- Opening Delimiter -

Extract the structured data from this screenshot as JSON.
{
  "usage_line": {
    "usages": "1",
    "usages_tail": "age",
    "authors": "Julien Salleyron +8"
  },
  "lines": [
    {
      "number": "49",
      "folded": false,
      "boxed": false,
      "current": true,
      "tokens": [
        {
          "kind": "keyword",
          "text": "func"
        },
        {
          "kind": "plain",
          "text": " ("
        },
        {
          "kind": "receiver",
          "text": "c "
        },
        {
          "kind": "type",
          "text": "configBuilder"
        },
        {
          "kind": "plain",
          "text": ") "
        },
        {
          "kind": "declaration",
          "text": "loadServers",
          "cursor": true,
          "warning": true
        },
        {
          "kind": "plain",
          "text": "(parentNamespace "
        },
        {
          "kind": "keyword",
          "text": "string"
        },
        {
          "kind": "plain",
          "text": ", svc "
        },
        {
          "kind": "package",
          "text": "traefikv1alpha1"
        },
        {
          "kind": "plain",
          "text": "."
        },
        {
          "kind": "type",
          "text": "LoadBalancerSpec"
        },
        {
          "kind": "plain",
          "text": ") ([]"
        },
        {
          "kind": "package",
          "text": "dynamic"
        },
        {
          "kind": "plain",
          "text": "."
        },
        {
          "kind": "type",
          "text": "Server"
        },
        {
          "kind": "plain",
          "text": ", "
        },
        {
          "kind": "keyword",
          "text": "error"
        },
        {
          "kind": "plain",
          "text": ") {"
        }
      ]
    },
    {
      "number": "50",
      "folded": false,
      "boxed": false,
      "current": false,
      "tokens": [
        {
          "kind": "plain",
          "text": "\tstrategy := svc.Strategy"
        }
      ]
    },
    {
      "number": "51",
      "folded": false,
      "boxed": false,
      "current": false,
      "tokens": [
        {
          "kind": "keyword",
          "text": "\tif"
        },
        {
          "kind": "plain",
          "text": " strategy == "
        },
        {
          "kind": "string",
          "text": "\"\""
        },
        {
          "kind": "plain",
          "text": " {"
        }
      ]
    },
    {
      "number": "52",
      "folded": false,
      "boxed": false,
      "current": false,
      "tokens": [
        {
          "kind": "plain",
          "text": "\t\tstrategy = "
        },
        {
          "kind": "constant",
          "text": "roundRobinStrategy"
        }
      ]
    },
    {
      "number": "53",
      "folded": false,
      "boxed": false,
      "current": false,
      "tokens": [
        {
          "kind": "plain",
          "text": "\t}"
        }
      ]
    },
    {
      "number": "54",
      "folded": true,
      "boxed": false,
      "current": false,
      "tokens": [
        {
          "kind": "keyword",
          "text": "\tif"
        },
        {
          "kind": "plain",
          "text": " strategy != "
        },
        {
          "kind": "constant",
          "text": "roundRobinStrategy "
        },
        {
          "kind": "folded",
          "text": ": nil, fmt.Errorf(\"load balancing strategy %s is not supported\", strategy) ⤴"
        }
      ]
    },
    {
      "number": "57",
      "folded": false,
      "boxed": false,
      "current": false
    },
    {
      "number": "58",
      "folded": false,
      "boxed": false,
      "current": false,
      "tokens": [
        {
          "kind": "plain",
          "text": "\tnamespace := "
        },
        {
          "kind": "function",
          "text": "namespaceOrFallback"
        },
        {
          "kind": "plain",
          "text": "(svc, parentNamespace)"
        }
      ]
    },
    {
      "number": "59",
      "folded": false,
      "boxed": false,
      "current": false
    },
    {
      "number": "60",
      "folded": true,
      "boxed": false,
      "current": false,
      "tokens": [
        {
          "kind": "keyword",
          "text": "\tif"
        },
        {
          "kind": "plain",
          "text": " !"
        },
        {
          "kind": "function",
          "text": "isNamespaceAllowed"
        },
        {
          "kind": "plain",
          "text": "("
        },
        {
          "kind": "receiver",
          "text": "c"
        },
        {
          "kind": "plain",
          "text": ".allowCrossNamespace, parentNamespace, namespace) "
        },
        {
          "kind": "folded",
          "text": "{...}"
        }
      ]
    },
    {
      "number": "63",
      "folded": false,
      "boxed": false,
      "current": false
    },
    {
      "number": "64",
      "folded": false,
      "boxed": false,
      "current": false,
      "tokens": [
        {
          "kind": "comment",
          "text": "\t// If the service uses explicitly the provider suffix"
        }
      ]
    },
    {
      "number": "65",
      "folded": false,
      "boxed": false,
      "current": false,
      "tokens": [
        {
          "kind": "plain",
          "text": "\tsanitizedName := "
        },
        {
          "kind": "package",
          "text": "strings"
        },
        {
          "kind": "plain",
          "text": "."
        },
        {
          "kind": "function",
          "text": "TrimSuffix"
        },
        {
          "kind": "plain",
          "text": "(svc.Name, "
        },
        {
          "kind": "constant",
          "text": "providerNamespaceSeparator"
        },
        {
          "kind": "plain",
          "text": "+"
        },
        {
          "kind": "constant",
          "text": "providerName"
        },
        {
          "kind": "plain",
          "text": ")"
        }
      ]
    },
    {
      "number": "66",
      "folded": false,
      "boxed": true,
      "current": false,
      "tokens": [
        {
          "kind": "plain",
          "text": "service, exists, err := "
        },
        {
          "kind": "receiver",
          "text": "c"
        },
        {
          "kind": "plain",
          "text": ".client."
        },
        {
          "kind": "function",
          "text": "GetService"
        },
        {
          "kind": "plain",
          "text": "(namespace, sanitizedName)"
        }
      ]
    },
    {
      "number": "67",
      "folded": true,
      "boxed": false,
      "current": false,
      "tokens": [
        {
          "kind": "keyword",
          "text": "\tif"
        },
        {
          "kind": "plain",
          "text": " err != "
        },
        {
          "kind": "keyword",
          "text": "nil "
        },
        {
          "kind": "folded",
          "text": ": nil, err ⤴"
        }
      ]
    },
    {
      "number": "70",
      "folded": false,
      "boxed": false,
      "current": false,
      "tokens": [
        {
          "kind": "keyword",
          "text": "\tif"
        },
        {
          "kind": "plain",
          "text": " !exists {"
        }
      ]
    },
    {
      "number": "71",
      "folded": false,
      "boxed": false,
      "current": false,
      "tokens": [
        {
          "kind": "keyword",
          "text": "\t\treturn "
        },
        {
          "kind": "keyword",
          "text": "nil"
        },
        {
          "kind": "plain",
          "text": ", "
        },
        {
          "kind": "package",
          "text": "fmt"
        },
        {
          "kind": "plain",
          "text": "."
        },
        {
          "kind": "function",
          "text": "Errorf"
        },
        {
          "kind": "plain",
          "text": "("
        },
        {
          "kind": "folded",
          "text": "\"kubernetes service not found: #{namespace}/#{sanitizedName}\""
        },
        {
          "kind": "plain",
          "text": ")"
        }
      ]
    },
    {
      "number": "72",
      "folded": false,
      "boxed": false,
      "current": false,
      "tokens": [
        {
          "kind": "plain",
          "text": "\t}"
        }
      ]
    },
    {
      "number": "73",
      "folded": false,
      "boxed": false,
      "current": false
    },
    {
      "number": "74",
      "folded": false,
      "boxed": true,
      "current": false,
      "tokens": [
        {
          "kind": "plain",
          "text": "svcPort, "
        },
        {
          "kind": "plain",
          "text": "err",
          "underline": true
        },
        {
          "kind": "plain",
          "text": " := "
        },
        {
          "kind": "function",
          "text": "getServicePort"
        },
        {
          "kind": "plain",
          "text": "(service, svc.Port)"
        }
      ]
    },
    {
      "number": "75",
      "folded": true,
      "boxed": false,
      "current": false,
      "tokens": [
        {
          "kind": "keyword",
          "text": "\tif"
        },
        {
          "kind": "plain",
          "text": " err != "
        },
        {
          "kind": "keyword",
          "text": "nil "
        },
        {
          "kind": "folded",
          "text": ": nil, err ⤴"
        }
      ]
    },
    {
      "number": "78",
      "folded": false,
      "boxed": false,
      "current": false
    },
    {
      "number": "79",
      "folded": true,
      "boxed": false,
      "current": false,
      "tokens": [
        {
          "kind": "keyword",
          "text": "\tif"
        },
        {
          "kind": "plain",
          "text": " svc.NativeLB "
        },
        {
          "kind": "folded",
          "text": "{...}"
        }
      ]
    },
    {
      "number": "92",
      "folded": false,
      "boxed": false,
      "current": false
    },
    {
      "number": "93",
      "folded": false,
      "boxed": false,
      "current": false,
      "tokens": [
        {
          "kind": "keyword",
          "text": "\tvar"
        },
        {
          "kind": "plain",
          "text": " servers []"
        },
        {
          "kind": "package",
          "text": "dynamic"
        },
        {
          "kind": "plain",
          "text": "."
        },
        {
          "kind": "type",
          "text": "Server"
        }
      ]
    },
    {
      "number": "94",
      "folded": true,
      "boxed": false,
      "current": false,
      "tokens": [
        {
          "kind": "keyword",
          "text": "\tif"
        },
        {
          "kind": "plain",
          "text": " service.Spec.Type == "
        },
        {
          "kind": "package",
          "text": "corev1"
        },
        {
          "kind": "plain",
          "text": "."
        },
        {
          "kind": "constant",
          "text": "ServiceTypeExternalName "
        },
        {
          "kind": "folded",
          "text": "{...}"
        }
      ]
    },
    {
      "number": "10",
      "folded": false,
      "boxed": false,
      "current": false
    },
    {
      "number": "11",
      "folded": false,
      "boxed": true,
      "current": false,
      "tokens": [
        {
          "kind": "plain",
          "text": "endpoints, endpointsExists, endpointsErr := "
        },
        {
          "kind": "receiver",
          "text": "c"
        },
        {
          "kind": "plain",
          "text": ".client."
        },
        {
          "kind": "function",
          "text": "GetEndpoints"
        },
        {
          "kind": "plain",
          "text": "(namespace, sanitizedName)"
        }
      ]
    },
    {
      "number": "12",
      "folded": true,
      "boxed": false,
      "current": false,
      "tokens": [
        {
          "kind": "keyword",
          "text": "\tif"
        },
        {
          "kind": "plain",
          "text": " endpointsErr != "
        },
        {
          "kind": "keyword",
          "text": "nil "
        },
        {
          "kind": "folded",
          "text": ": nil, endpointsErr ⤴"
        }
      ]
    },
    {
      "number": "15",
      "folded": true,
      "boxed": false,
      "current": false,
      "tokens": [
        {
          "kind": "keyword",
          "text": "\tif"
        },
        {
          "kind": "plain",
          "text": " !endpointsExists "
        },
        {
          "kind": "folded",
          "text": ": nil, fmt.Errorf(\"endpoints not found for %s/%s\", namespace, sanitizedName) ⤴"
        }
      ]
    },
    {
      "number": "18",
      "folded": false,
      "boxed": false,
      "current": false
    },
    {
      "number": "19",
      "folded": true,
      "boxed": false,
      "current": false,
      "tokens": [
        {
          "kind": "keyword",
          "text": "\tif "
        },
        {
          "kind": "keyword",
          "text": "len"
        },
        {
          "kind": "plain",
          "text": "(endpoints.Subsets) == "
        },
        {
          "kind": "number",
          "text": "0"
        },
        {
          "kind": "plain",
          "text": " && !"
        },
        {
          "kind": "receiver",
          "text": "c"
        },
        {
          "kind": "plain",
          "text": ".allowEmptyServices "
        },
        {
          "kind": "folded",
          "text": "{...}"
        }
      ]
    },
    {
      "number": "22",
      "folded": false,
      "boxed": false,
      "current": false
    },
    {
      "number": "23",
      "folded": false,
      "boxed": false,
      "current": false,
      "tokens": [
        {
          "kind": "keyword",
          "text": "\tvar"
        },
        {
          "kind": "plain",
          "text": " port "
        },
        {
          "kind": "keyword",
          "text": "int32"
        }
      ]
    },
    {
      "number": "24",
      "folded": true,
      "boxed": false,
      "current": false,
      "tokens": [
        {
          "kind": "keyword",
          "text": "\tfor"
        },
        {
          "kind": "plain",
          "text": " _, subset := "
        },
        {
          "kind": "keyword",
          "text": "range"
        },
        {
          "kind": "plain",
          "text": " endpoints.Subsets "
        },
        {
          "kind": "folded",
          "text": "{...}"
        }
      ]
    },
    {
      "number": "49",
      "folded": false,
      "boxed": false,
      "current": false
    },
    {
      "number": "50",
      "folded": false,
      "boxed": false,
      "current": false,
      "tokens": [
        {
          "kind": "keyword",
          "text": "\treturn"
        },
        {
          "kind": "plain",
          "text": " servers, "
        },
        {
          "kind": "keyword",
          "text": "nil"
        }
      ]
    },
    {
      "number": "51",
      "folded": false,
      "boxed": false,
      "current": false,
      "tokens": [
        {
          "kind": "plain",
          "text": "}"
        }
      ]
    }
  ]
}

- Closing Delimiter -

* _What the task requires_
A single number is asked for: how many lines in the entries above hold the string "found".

* _Your solution_
2